A: Setting back the furnace thermostat at night can cut your utility bills by one to two percent for each degree you lower the temperature. If done properly at a lower temperature, your bedroom can be comfortable for sleeping and less drying to your nasal passages.
First, install a programmable clock thermostat. Program it so it does not lower the temperature until just after you are in bed and then raises it just before you awake in the morning. If you manually set a standard thermostat lower, the room will be very cold when you awake in the morning.
Using an electric blanket or mattress pad is an energy-saving method to stay comfortable all night long. I used an electric blanket for years, but recent switched to a dual control (one for each side) electric mattress pad. I prefer the warmth from below and less weight on top of me.
My queen-size mattress pad uses only 220 watts and it cycles on and off to maintain a steady temperature. The average electricity usage is less than 100 watts, about as much as a standard light bulb uses. When you compare this to cutting your heating bills by up to 10 percent, the savings are great.
The key differences among various brands and models of electric blankets and mattress pads are the controls and the heating wires. The best, but more expensive models, such as Sunbeam SlumberRest, use digital ambient controls. This circuitry senses as the room cools over night and automatically increases the heat output to compensate for steady comfort.
Better controls also provide silent operation. Cheaper electric controls make a quiet click when the thermostat switches them on and off throughout the night. If you cannot fall asleep easily, the clicking can become annoying.
Select a blanket or mattress pad with PTC (positive thermal coefficient) heating wire. Its resistance changes with temperature. Where the blanket or pad is resting tightly over or under your body, and therefore warmer, its heating output decreases. This maintains a more constant sleeping temperature.
Other tips are to increase the thermal mass in the bedroom with ceramic planters or other masonry items. These will slow the temperature drop in the bedroom so you will not notice it even if it takes a while to fall asleep.
If you have ceiling fan or other penetrations in the bedroom ceiling, seal them to minimize the loss of heated room air. Install an electric radiant heating panel on the wall or ceiling. These panels produce sensible heat quickly in the morning if you feel chilly when you first get up.
The following companies offer electric blankets/mattress pads: Perfect Fit, (800) 299-1378, www.perfectfitindustries.com, Sunbeam, (800) 892-7684, www.sunbeam.com; and West Point Home, (800) 533-8229, www.martex.com.
Dear Jim: We have a mail slot through our front door. It appears to fit and seal well, but we still feel a draft through it sometimes. What can we do to make it more airtight and efficient? - Pam E.

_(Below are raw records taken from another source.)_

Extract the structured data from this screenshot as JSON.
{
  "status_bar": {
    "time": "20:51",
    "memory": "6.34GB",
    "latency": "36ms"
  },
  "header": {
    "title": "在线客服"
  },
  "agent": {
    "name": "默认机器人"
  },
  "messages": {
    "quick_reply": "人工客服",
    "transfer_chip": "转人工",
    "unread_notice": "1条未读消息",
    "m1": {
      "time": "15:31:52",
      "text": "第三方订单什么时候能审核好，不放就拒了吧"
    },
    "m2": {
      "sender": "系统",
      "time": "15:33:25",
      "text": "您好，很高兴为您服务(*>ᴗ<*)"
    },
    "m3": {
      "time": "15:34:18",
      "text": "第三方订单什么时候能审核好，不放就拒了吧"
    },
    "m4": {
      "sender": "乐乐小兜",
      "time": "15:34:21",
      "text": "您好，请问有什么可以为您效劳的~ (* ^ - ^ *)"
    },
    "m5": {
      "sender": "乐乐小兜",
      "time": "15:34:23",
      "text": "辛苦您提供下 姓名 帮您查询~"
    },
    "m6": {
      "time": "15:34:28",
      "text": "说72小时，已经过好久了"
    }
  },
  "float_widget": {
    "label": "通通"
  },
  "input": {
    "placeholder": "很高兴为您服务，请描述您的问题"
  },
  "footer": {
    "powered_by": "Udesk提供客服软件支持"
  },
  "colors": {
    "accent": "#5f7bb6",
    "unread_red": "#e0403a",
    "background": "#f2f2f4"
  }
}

A: Mail slots are very inefficient no matter what you do. Unless your mobility is limited, it would be much better to seal up the mail slot and hang a standard mailbox outside your front door.
If you do need a mail slot, STR Products (www.magneticmailslot.com) makes a magnetic indoor cover which seals well. The magnetic flap is flexible, so mail can be pushed through easily. On wood doors, an adhesive-backed magnetic sheet is first placed on the door.